### Task to carry out
Print the data that follows without changing a single word.

### Extracted information

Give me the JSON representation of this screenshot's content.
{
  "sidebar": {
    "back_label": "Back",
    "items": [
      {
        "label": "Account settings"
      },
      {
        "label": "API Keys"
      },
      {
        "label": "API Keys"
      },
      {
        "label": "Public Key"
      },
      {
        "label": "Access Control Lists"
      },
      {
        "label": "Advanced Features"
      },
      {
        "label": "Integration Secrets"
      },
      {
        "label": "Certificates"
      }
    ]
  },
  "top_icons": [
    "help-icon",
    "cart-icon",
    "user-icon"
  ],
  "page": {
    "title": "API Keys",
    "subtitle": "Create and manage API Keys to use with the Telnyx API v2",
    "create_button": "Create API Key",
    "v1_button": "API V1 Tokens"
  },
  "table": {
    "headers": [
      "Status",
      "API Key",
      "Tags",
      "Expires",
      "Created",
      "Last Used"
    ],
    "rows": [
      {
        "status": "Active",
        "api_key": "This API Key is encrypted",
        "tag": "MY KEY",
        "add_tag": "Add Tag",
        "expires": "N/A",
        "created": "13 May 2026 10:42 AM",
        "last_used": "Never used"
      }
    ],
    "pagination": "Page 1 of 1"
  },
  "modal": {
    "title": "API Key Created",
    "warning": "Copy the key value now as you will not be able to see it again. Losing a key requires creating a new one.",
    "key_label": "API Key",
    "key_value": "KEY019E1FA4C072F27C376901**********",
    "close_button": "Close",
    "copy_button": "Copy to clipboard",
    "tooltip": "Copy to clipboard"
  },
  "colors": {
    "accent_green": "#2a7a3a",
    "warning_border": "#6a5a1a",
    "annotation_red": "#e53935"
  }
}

### Exercise solution
Give me the JSON representation of this screenshot's content.
{
  "sidebar": {
    "back_label": "Back",
    "items": [
      {
        "label": "Account settings"
      },
      {
        "label": "API Keys"
      },
      {
        "label": "API Keys"
      },
      {
        "label": "Public Key"
      },
      {
        "label": "Access Control Lists"
      },
      {
        "label": "Advanced Features"
      },
      {
        "label": "Integration Secrets"
      },
      {
        "label": "Certificates"
      }
    ]
  },
  "top_icons": [
    "help-icon",
    "cart-icon",
    "user-icon"
  ],
  "page": {
    "title": "API Keys",
    "subtitle": "Create and manage API Keys to use with the Telnyx API v2",
    "create_button": "Create API Key",
    "v1_button": "API V1 Tokens"
  },
  "table": {
    "headers": [
      "Status",
      "API Key",
      "Tags",
      "Expires",
      "Created",
      "Last Used"
    ],
    "rows": [
      {
        "status": "Active",
        "api_key": "This API Key is encrypted",
        "tag": "MY KEY",
        "add_tag": "Add Tag",
        "expires": "N/A",
        "created": "13 May 2026 10:42 AM",
        "last_used": "Never used"
      }
    ],
    "pagination": "Page 1 of 1"
  },
  "modal": {
    "title": "API Key Created",
    "warning": "Copy the key value now as you will not be able to see it again. Losing a key requires creating a new one.",
    "key_label": "API Key",
    "key_value": "KEY019E1FA4C072F27C376901**********",
    "close_button": "Close",
    "copy_button": "Copy to clipboard",
    "tooltip": "Copy to clipboard"
  },
  "colors": {
    "accent_green": "#2a7a3a",
    "warning_border": "#6a5a1a",
    "annotation_red": "#e53935"
  }
}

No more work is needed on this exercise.